The kitchen laboratory

Molecular gastronomy in action: strawberry ravioli on a spoon before being dropped into a liquid nitrogen bath. Credit: iStockphoto/Thomas_EyeDesign

These days the kitchen is my chemistry lab, and if I were back in college I’d probably be one of the students beating down the door to get in to a cooking science class like this one at Harvard.

Despite my experience with chemical gadgets, the wildest item in my kitchen is a food processor. Watching what molecular gastronomy folks cook up next soothes my strange secret longing for a rotary evaporator and a supply of liquid nitrogen. So last month, I headed over to the Experimental Cuisine Collective meeting to find out about a chemical kitchen topic, flavor pairings.

Bernard Larousse started with a fascinating side note about the partnerships that he and his colleagues are building between chefs and scientists with the Flemish Primitives. Chefs used ultrasound to make stock, but my favorite funky food gadget had to be the fluidic plate (my term, not his). Researchers developed plates that work like microfluidic chips (see earlier post), electrical circuits within the plates allow chefs to deliver water droplets to the food at a defined point in time. Sure, this isn’t really practical at home (Yes, I want one). But this plate has the right mix of posh and geeky food style.

But back to the flavor chemistry. Eighty percent of taste comes from the sense of smell, as most of us notice when we have a cold and all food tastes like cardboard. But what makes two flavors work together? Researchers have analyzed the flavor components and compared them. A good match is all about having a similar mixture of component flavor compounds. This doesn’t take into account other issues such as texture. If you have two foods where the flavors don’t overlap, you can bridge between them with a food with flavor components that overlap between the other two: cheese and vanilla don’t match, but they work fine if you add coffee.

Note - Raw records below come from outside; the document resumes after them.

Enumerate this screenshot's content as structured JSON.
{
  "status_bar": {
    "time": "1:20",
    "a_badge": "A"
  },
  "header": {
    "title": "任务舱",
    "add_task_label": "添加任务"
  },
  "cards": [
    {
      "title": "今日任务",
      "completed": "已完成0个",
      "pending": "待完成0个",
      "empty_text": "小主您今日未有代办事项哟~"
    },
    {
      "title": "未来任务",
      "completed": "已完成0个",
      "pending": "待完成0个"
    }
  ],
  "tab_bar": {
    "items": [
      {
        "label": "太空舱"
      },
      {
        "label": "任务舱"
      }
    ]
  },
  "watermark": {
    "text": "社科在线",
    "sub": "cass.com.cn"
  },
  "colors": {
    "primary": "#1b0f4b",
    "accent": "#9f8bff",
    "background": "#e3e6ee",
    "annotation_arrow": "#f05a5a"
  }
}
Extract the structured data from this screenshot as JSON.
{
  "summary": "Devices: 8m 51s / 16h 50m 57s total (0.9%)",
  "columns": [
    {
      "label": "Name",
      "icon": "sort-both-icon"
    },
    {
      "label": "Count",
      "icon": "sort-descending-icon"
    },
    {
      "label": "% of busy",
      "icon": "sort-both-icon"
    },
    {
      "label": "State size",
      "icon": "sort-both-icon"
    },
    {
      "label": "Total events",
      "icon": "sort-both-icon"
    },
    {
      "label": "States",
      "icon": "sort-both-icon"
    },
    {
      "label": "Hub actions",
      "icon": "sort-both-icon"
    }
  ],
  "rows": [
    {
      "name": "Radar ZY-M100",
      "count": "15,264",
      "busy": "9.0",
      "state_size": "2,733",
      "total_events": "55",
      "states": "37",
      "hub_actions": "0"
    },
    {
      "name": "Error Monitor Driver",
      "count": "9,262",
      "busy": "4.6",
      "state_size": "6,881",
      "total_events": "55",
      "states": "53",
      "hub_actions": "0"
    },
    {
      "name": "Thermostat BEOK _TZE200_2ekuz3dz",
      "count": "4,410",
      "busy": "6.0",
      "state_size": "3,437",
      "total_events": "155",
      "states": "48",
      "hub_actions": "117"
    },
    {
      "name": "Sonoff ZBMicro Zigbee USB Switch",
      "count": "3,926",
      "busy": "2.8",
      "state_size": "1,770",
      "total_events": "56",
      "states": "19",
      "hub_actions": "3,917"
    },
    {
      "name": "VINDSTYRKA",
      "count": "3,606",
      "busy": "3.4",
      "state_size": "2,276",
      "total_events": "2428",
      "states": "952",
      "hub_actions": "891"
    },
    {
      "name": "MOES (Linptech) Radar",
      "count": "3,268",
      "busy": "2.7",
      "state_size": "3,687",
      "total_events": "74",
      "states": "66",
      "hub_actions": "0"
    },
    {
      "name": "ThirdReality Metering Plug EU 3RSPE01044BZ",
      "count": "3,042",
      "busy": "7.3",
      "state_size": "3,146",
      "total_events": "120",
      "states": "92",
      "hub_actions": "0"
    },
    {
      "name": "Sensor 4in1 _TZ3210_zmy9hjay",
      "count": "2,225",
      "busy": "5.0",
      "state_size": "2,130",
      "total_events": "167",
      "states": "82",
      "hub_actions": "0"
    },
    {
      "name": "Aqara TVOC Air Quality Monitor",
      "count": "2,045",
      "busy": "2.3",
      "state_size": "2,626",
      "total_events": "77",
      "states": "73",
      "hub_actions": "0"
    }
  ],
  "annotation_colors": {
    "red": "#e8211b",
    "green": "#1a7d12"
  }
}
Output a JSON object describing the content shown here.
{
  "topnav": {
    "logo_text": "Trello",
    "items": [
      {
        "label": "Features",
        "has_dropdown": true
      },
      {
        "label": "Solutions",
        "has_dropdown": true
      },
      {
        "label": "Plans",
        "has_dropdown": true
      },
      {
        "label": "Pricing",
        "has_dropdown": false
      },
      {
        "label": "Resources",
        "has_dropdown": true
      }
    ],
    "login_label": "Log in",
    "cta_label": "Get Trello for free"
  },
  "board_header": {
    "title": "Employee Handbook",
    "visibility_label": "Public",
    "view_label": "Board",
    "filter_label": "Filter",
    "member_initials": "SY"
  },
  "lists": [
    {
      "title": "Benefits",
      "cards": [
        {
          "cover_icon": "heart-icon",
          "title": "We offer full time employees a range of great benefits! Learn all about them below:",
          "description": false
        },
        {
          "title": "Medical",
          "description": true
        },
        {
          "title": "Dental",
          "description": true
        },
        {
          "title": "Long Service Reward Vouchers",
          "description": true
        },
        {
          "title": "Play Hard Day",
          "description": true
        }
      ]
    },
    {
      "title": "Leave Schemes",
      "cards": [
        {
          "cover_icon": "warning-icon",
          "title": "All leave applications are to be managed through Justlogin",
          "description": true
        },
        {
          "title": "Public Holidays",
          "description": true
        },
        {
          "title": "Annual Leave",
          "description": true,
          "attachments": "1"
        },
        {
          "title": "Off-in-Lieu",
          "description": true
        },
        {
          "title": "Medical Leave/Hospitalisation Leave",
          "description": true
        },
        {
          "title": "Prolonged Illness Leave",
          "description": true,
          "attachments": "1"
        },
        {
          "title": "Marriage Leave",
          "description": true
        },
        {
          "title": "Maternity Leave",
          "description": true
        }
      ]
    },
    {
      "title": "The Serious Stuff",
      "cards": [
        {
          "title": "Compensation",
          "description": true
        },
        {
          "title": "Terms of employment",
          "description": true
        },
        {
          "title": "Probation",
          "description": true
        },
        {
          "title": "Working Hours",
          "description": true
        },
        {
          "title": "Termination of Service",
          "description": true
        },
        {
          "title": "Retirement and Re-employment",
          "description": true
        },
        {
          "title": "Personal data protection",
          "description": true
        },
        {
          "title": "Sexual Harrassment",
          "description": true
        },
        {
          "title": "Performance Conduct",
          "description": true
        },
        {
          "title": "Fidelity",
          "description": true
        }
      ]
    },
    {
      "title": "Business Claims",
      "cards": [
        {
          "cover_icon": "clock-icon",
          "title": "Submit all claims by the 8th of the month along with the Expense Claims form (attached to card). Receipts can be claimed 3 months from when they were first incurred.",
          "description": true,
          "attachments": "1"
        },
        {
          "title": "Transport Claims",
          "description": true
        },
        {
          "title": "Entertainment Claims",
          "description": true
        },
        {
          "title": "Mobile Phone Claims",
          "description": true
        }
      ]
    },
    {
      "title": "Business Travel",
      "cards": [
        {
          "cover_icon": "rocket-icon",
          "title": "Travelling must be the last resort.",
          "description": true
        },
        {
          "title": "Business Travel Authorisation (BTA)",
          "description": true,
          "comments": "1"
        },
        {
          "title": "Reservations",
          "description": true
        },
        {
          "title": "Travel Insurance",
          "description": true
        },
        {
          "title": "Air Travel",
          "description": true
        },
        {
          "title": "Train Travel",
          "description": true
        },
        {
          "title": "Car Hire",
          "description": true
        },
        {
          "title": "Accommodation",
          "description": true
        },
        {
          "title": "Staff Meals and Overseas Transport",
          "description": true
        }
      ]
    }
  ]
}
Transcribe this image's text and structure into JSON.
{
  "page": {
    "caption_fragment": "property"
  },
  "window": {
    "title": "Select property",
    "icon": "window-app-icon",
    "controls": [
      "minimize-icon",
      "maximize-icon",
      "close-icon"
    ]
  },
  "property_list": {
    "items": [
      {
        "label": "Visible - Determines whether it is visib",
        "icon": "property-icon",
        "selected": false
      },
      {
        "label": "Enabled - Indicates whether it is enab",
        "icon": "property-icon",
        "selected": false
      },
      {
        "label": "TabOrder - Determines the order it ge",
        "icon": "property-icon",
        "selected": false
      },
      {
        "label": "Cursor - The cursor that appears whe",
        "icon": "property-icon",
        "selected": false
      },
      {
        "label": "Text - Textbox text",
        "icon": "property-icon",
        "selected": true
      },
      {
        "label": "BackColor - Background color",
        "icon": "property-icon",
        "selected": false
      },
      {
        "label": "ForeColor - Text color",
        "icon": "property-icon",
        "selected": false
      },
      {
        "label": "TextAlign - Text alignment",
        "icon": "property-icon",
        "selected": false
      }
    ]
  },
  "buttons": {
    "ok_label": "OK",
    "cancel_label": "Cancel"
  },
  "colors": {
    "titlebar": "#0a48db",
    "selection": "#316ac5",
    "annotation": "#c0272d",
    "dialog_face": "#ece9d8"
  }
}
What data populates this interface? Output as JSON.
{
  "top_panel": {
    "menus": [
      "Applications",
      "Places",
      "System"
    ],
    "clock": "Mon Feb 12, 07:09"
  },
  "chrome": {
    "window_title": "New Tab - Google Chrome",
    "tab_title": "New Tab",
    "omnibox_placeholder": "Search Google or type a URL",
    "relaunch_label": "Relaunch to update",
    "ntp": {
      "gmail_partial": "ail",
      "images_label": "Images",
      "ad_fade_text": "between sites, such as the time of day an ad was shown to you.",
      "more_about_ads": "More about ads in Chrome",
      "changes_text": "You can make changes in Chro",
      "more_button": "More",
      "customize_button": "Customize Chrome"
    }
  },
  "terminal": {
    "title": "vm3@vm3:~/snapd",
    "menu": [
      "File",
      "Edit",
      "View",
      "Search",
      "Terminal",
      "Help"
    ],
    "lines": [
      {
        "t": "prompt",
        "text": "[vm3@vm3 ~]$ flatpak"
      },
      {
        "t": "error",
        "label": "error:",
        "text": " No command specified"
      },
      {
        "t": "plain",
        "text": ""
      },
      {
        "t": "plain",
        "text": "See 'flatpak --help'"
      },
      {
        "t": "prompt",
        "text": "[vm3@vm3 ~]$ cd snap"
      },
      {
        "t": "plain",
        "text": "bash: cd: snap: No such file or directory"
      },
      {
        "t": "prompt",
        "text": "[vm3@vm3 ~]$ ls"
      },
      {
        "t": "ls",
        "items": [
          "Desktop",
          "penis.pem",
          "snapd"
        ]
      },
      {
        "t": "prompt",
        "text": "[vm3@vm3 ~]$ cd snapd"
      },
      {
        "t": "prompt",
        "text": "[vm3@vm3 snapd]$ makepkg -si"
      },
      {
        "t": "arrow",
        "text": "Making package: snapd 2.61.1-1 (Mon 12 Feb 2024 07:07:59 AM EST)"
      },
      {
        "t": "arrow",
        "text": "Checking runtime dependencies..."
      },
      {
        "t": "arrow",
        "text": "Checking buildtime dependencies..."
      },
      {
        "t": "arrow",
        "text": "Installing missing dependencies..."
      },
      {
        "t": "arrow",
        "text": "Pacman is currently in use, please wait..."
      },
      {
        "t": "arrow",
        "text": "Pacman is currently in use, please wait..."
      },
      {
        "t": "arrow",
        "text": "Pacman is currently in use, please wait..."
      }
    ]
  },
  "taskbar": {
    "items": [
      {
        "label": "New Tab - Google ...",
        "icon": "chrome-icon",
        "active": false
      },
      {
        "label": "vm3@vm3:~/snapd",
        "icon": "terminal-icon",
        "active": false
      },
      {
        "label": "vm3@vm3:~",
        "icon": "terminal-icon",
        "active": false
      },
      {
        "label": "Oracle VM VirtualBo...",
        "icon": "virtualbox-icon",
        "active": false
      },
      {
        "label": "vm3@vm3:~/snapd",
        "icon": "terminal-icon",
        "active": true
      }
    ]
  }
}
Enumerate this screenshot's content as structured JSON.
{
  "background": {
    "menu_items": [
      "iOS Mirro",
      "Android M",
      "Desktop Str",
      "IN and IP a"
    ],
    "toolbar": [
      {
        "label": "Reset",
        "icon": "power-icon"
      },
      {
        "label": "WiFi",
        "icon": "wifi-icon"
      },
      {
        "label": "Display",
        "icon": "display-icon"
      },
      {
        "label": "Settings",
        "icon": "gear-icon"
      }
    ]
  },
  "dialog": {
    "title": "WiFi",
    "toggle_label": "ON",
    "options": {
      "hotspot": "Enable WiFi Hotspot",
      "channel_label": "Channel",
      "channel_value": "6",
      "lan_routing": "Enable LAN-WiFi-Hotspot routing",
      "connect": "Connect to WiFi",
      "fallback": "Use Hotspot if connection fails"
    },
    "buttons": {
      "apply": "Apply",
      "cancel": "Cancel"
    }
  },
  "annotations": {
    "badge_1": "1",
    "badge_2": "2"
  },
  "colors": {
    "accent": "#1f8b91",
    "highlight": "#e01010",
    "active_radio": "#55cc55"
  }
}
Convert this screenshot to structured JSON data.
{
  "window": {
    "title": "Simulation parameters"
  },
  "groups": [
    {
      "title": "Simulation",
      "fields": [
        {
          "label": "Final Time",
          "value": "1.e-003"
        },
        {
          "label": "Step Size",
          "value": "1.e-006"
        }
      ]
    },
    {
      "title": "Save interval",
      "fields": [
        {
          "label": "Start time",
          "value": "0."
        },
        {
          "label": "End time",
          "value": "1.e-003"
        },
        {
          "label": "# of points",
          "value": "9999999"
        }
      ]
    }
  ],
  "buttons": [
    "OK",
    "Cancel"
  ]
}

The website maps these chemical relationships on a wheel. Like foods are grouped together on branches, and the distance from the central food indicates how well it matches. Take this one for strawberries: I don’t think I every would have matched them with mussels. Not only can you make new matches, you can also figure out how to replace a flavor with other components with related flavor profiles.

That last piece seems to be particularly useful for vegetarian foodies, who’d like to replicate the robust flavor of meat. Larousse also points out that it can be a way for locavores to replace non-local ingredients. Replacing an ingredient like citrus with other natural ingredients still seems a bit more like a science project at this point– something that molecular gastronomers might try for fun. Ultimately, it’s probably easier for most of us to go buy an orange.


MotW: Nobel Prizes all about the carbon

Carbon is the big star among the science Nobel Prizes this week. Sure, IVF is a big deal, too. But, today, I’m all about the element that ruled my life as an organic chemist. Carbon more than math is the universal common denominator of ‘O-chem. “As my undergraduate professor once quipped , “You just have to be able to count to four: four bonds to carbon.”

, from Wikimedia Commons”]But otherwise the two prizes aren’t all that similar. The physics prize for the discovery of graphene– sheets of carbon the thickness of a single atom– recognizes a discovery just a handful of years old. It’s superstrong, transparent, incredibly dense– fascinating properties that have scientists excited about what we might be able to do with it. But what has it done for the world lately? Not much, at least not yet. Some scientists think the award is premature.

The chemistry prize was awarded for classic organic synthesis: using palladium, a matchmaker metal with the remarkable ability to help chemists link together complicated patterns of carbon atoms. Although the enzymes between living cells are gifted at making these types of connections,  stringing carbon atoms together in precise ways  within a flask in a traditional chemistry lab is both art and science (and often an exercise in frustration).

But this is one elegant solution. The scientists discovered the reactions in the 1970s, but the chemistry that had come into its own by the time I started graduate school in the late 1990s.  As a result, my chemist mind thought, “oh, really, they haven’t awarded a Nobel for this yet?” But there’s no question that this science has touched people all over the world.  The pain reliever I took yesterday (Naproxen, the active compound in Aleve), cancer drugs, plastics,  compounds in TVs and other displays and flexible screens all result from chemists using these techniques on an industrial scale.

Naproxen structure via Wikimedia Commons